WHAT TO WORK ON: Return the complete listing exactly as it reads, with each picture removed.
***
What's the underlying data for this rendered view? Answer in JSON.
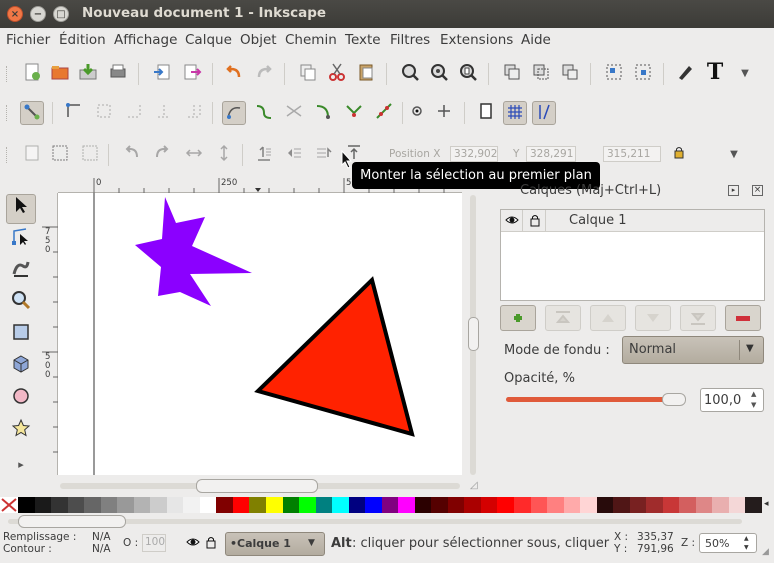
{
  "window": {
    "title": "Nouveau document 1 - Inkscape",
    "close_icon": "×",
    "min_icon": "−",
    "max_icon": "□"
  },
  "menu": [
    "Fichier",
    "Édition",
    "Affichage",
    "Calque",
    "Objet",
    "Chemin",
    "Texte",
    "Filtres",
    "Extensions",
    "Aide"
  ],
  "commands_bar": {
    "icons": [
      "new-document-icon",
      "open-icon",
      "save-icon",
      "print-icon",
      "import-icon",
      "export-icon",
      "undo-icon",
      "redo-icon",
      "copy-icon",
      "cut-icon",
      "paste-icon",
      "zoom-selection-icon",
      "zoom-drawing-icon",
      "zoom-page-icon",
      "duplicate-icon",
      "clone-icon",
      "unlink-clone-icon",
      "group-icon",
      "ungroup-icon",
      "fill-stroke-icon",
      "text-tool-icon",
      "overflow-arrow-icon"
    ]
  },
  "snap_bar": {
    "icons": [
      "snap-toggle-icon",
      "snap-bbox-icon",
      "snap-bbox-edge-icon",
      "snap-bbox-corner-icon",
      "snap-bbox-midpoint-icon",
      "snap-bbox-center-icon",
      "snap-nodes-icon",
      "snap-path-icon",
      "snap-intersection-icon",
      "snap-smooth-icon",
      "snap-midpoint-icon",
      "snap-center-icon",
      "snap-rotation-icon",
      "snap-page-icon",
      "snap-grid-icon",
      "snap-guide-icon"
    ]
  },
  "tool_controls": {
    "position_label": "Position X",
    "x_value": "332,902",
    "y_label": "Y",
    "y_value": "328,291",
    "w_value": "315,211",
    "lock_icon": "lock-icon",
    "overflow_arrow": "▼"
  },
  "tooltip": "Monter la sélection au premier plan",
  "toolbox": [
    "selector-tool",
    "node-tool",
    "tweak-tool",
    "zoom-tool",
    "rect-tool",
    "3dbox-tool",
    "ellipse-tool",
    "star-tool"
  ],
  "toolbox_more": "▸",
  "ruler": {
    "h_labels": [
      "0",
      "250",
      "500"
    ],
    "v_labels": [
      "7\n5\n0",
      "5\n0\n0"
    ]
  },
  "canvas_shapes": {
    "star_color": "#8b00ff",
    "triangle_color": "#ff2200"
  },
  "layers_panel": {
    "title": "Calques (Maj+Ctrl+L)",
    "layer_name": "Calque 1",
    "blend_label": "Mode de fondu :",
    "blend_value": "Normal",
    "opacity_label": "Opacité, %",
    "opacity_value": "100,0",
    "opacity_fraction": 1.0
  },
  "palette": {
    "colors": [
      "#000000",
      "#1a1a1a",
      "#333333",
      "#4d4d4d",
      "#666666",
      "#808080",
      "#999999",
      "#b3b3b3",
      "#cccccc",
      "#e6e6e6",
      "#f2f2f2",
      "#ffffff",
      "#800000",
      "#ff0000",
      "#808000",
      "#ffff00",
      "#008000",
      "#00ff00",
      "#008080",
      "#00ffff",
      "#000080",
      "#0000ff",
      "#800080",
      "#ff00ff",
      "#2b0000",
      "#550000",
      "#800000",
      "#aa0000",
      "#d40000",
      "#ff0000",
      "#ff2a2a",
      "#ff5555",
      "#ff8080",
      "#ffaaaa",
      "#ffd5d5",
      "#280b0b",
      "#501616",
      "#782121",
      "#a02c2c",
      "#c83737",
      "#d35f5f",
      "#de8787",
      "#e9afaf",
      "#f4d7d7",
      "#241c1c"
    ]
  },
  "status": {
    "fill_label": "Remplissage :",
    "fill_value": "N/A",
    "stroke_label": "Contour :",
    "stroke_value": "N/A",
    "o_label": "O :",
    "o_value": "100",
    "layer_selector": "•Calque 1",
    "message_bold": "Alt",
    "message": " : cliquer pour sélectionner sous, cliquer",
    "x_label": "X :",
    "x_value": "335,37",
    "y_label": "Y :",
    "y_value": "791,96",
    "z_label": "Z :",
    "zoom_value": "50%"
  }
}
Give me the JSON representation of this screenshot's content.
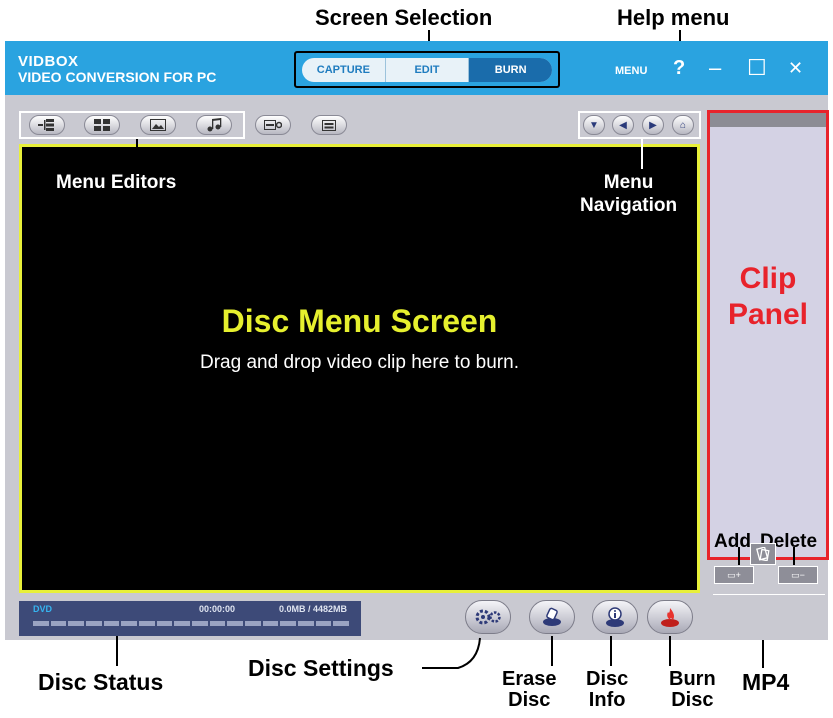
{
  "annotations": {
    "screen_selection": "Screen Selection",
    "help_menu": "Help menu",
    "menu_editors": "Menu Editors",
    "menu_navigation": "Menu\nNavigation",
    "clip_panel": "Clip\nPanel",
    "add": "Add",
    "delete": "Delete",
    "disc_status": "Disc Status",
    "disc_settings": "Disc Settings",
    "erase_disc": "Erase\nDisc",
    "disc_info": "Disc\nInfo",
    "burn_disc": "Burn\nDisc",
    "mp4": "MP4"
  },
  "app": {
    "brand_line1": "VIDBOX",
    "brand_line2": "VIDEO CONVERSION FOR PC",
    "tabs": [
      {
        "label": "CAPTURE",
        "active": false
      },
      {
        "label": "EDIT",
        "active": false
      },
      {
        "label": "BURN",
        "active": true
      }
    ],
    "menu_label": "MENU",
    "help_glyph": "?",
    "minimize_glyph": "–",
    "maximize_glyph": "☐",
    "close_glyph": "✕"
  },
  "disc_menu": {
    "title": "Disc Menu Screen",
    "subtitle": "Drag and drop video clip here to burn."
  },
  "status": {
    "disc_type": "DVD",
    "time": "00:00:00",
    "usage": "0.0MB / 4482MB"
  },
  "icons": {
    "editor_buttons": [
      "tree-icon",
      "layout-icon",
      "picture-icon",
      "music-icon"
    ],
    "extra_buttons": [
      "chapter-settings-icon",
      "menu-preview-icon"
    ],
    "nav_buttons": [
      "down-arrow-icon",
      "left-arrow-icon",
      "right-arrow-icon",
      "home-icon"
    ],
    "round_buttons": [
      "gears-icon",
      "erase-disc-icon",
      "info-icon",
      "burn-icon"
    ]
  },
  "colors": {
    "titlebar": "#2aa3e0",
    "active_tab": "#1a6cab",
    "highlight_yellow": "#e8f03a",
    "clip_panel_red": "#e8232b"
  }
}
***
EXERCISE SOLUTION:
What's the underlying data for this rendered view? Answer in JSON.
{
  "window": {
    "title": "Nouveau document 1 - Inkscape",
    "close_icon": "×",
    "min_icon": "−",
    "max_icon": "□"
  },
  "menu": [
    "Fichier",
    "Édition",
    "Affichage",
    "Calque",
    "Objet",
    "Chemin",
    "Texte",
    "Filtres",
    "Extensions",
    "Aide"
  ],
  "commands_bar": {
    "icons": [
      "new-document-icon",
      "open-icon",
      "save-icon",
      "print-icon",
      "import-icon",
      "export-icon",
      "undo-icon",
      "redo-icon",
      "copy-icon",
      "cut-icon",
      "paste-icon",
      "zoom-selection-icon",
      "zoom-drawing-icon",
      "zoom-page-icon",
      "duplicate-icon",
      "clone-icon",
      "unlink-clone-icon",
      "group-icon",
      "ungroup-icon",
      "fill-stroke-icon",
      "text-tool-icon",
      "overflow-arrow-icon"
    ]
  },
  "snap_bar": {
    "icons": [
      "snap-toggle-icon",
      "snap-bbox-icon",
      "snap-bbox-edge-icon",
      "snap-bbox-corner-icon",
      "snap-bbox-midpoint-icon",
      "snap-bbox-center-icon",
      "snap-nodes-icon",
      "snap-path-icon",
      "snap-intersection-icon",
      "snap-smooth-icon",
      "snap-midpoint-icon",
      "snap-center-icon",
      "snap-rotation-icon",
      "snap-page-icon",
      "snap-grid-icon",
      "snap-guide-icon"
    ]
  },
  "tool_controls": {
    "position_label": "Position X",
    "x_value": "332,902",
    "y_label": "Y",
    "y_value": "328,291",
    "w_value": "315,211",
    "lock_icon": "lock-icon",
    "overflow_arrow": "▼"
  },
  "tooltip": "Monter la sélection au premier plan",
  "toolbox": [
    "selector-tool",
    "node-tool",
    "tweak-tool",
    "zoom-tool",
    "rect-tool",
    "3dbox-tool",
    "ellipse-tool",
    "star-tool"
  ],
  "toolbox_more": "▸",
  "ruler": {
    "h_labels": [
      "0",
      "250",
      "500"
    ],
    "v_labels": [
      "7\n5\n0",
      "5\n0\n0"
    ]
  },
  "canvas_shapes": {
    "star_color": "#8b00ff",
    "triangle_color": "#ff2200"
  },
  "layers_panel": {
    "title": "Calques (Maj+Ctrl+L)",
    "layer_name": "Calque 1",
    "blend_label": "Mode de fondu :",
    "blend_value": "Normal",
    "opacity_label": "Opacité, %",
    "opacity_value": "100,0",
    "opacity_fraction": 1.0
  },
  "palette": {
    "colors": [
      "#000000",
      "#1a1a1a",
      "#333333",
      "#4d4d4d",
      "#666666",
      "#808080",
      "#999999",
      "#b3b3b3",
      "#cccccc",
      "#e6e6e6",
      "#f2f2f2",
      "#ffffff",
      "#800000",
      "#ff0000",
      "#808000",
      "#ffff00",
      "#008000",
      "#00ff00",
      "#008080",
      "#00ffff",
      "#000080",
      "#0000ff",
      "#800080",
      "#ff00ff",
      "#2b0000",
      "#550000",
      "#800000",
      "#aa0000",
      "#d40000",
      "#ff0000",
      "#ff2a2a",
      "#ff5555",
      "#ff8080",
      "#ffaaaa",
      "#ffd5d5",
      "#280b0b",
      "#501616",
      "#782121",
      "#a02c2c",
      "#c83737",
      "#d35f5f",
      "#de8787",
      "#e9afaf",
      "#f4d7d7",
      "#241c1c"
    ]
  },
  "status": {
    "fill_label": "Remplissage :",
    "fill_value": "N/A",
    "stroke_label": "Contour :",
    "stroke_value": "N/A",
    "o_label": "O :",
    "o_value": "100",
    "layer_selector": "•Calque 1",
    "message_bold": "Alt",
    "message": " : cliquer pour sélectionner sous, cliquer",
    "x_label": "X :",
    "x_value": "335,37",
    "y_label": "Y :",
    "y_value": "791,96",
    "z_label": "Z :",
    "zoom_value": "50%"
  }
}
Give me the JSON representation of this screenshot's content.
{
  "annotations": {
    "screen_selection": "Screen Selection",
    "help_menu": "Help menu",
    "menu_editors": "Menu Editors",
    "menu_navigation": "Menu\nNavigation",
    "clip_panel": "Clip\nPanel",
    "add": "Add",
    "delete": "Delete",
    "disc_status": "Disc Status",
    "disc_settings": "Disc Settings",
    "erase_disc": "Erase\nDisc",
    "disc_info": "Disc\nInfo",
    "burn_disc": "Burn\nDisc",
    "mp4": "MP4"
  },
  "app": {
    "brand_line1": "VIDBOX",
    "brand_line2": "VIDEO CONVERSION FOR PC",
    "tabs": [
      {
        "label": "CAPTURE",
        "active": false
      },
      {
        "label": "EDIT",
        "active": false
      },
      {
        "label": "BURN",
        "active": true
      }
    ],
    "menu_label": "MENU",
    "help_glyph": "?",
    "minimize_glyph": "–",
    "maximize_glyph": "☐",
    "close_glyph": "✕"
  },
  "disc_menu": {
    "title": "Disc Menu Screen",
    "subtitle": "Drag and drop video clip here to burn."
  },
  "status": {
    "disc_type": "DVD",
    "time": "00:00:00",
    "usage": "0.0MB / 4482MB"
  },
  "icons": {
    "editor_buttons": [
      "tree-icon",
      "layout-icon",
      "picture-icon",
      "music-icon"
    ],
    "extra_buttons": [
      "chapter-settings-icon",
      "menu-preview-icon"
    ],
    "nav_buttons": [
      "down-arrow-icon",
      "left-arrow-icon",
      "right-arrow-icon",
      "home-icon"
    ],
    "round_buttons": [
      "gears-icon",
      "erase-disc-icon",
      "info-icon",
      "burn-icon"
    ]
  },
  "colors": {
    "titlebar": "#2aa3e0",
    "active_tab": "#1a6cab",
    "highlight_yellow": "#e8f03a",
    "clip_panel_red": "#e8232b"
  }
}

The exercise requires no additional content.